#### EXERCISE OBJECTIVE:
Scan the lines below for the word "JSON". Copy each line you find it in.

SUPPLIED DATA section start

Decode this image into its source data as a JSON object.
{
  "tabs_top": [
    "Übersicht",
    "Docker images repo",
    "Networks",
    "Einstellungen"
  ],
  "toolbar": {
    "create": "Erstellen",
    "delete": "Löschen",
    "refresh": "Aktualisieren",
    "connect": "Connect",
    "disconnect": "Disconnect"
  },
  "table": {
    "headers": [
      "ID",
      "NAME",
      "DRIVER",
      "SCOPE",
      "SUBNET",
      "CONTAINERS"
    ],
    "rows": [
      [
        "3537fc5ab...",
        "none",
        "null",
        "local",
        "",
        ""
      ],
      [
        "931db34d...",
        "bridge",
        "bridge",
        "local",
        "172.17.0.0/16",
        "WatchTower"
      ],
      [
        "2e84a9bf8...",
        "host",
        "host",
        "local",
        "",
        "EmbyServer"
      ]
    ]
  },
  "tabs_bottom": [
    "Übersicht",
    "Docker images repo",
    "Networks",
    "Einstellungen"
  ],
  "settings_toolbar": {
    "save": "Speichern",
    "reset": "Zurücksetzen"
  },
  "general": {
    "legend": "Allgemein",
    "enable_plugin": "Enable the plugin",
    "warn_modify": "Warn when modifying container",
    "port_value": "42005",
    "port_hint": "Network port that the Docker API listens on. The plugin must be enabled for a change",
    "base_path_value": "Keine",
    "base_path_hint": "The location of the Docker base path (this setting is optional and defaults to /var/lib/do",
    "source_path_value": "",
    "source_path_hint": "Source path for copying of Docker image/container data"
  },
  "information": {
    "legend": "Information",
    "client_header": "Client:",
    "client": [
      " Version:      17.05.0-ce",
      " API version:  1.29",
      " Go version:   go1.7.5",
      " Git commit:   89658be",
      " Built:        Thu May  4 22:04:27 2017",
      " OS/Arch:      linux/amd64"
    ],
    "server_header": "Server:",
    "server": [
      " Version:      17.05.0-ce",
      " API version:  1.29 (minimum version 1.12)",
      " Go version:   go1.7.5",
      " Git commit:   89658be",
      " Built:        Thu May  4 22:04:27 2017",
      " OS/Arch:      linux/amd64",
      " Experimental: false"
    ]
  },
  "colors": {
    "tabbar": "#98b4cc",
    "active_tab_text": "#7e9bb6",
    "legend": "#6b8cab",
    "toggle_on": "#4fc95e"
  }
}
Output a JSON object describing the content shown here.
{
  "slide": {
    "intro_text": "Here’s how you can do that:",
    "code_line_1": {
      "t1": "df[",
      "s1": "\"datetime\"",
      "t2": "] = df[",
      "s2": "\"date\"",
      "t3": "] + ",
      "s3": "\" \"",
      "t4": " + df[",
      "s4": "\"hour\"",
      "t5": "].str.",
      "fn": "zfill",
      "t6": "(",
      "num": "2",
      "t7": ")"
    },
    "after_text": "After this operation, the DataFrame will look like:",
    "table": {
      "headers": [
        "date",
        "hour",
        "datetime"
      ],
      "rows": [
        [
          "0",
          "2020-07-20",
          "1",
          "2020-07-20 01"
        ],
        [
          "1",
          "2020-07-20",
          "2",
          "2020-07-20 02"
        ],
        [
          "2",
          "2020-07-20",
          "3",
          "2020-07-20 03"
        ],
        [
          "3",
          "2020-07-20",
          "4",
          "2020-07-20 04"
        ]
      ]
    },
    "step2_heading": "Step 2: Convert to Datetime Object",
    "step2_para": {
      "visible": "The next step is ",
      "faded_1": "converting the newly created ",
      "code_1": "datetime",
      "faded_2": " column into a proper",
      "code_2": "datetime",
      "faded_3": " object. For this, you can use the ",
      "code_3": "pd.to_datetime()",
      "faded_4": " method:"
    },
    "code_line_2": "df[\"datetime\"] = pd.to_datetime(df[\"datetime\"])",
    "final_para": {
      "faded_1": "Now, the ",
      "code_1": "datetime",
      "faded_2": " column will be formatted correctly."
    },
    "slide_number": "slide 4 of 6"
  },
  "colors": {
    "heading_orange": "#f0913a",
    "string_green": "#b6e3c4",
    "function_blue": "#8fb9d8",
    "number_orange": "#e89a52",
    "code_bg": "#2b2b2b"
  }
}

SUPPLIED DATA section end
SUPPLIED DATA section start

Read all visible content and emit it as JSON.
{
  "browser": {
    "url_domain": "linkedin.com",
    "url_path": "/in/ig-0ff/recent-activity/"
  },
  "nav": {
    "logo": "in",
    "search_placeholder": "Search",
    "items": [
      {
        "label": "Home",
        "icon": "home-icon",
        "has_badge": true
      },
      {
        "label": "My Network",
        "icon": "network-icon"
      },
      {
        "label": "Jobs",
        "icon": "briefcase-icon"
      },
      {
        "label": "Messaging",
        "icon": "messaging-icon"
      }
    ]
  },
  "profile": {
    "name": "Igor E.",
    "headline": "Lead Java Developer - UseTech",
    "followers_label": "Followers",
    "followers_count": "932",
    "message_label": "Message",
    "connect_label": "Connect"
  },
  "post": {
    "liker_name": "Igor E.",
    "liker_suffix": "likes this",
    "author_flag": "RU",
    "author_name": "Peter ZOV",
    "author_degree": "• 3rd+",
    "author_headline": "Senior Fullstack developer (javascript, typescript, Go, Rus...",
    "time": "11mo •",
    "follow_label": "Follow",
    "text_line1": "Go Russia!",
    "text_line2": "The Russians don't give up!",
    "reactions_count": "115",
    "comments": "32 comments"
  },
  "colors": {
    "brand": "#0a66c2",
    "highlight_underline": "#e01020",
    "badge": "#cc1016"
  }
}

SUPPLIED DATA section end
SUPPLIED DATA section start

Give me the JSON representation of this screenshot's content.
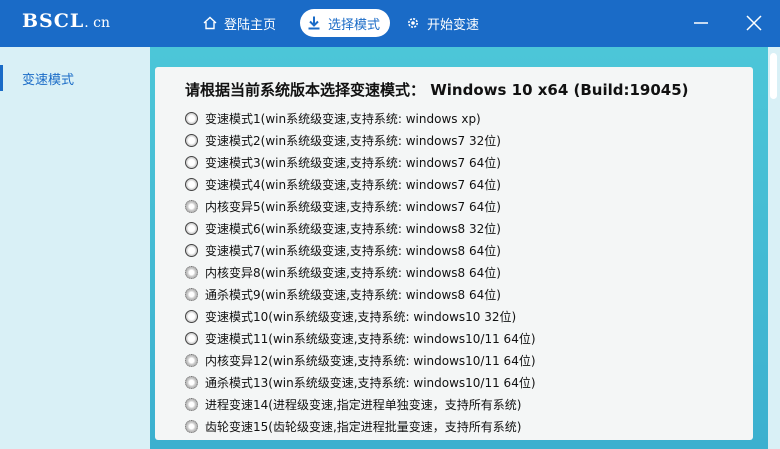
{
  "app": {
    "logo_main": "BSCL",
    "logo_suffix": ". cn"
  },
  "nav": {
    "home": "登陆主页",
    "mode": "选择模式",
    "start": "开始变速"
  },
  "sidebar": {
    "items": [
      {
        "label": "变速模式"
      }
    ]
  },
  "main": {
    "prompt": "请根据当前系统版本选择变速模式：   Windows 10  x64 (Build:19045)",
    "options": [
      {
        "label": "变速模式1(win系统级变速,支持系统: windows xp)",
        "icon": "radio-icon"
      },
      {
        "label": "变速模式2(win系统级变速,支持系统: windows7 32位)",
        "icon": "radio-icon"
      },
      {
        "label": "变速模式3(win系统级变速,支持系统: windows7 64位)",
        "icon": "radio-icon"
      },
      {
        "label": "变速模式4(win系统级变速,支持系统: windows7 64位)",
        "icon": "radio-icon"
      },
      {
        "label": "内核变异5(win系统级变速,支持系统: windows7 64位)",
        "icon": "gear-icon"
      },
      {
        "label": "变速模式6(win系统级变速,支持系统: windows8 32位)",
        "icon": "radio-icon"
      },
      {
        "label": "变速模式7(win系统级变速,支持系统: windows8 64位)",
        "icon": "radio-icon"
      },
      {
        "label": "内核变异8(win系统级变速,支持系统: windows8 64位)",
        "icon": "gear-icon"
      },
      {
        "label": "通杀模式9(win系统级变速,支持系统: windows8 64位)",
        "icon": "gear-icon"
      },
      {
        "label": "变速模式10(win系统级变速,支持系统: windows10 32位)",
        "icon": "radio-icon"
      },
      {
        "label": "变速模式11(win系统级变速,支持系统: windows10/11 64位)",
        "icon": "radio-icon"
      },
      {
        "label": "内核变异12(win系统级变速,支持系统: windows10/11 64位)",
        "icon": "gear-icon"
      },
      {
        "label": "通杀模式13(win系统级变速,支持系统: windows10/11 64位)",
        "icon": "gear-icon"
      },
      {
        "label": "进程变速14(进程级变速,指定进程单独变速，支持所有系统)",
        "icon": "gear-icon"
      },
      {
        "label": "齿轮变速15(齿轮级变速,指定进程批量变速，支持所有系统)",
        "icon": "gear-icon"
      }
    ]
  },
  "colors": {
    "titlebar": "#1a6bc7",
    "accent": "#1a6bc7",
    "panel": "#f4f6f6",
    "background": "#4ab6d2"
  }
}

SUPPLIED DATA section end

#### ANSWER TO THE EXERCISE:
Decode this image into its source data as a JSON object.
Output a JSON object describing the content shown here.
Read all visible content and emit it as JSON.
Give me the JSON representation of this screenshot's content.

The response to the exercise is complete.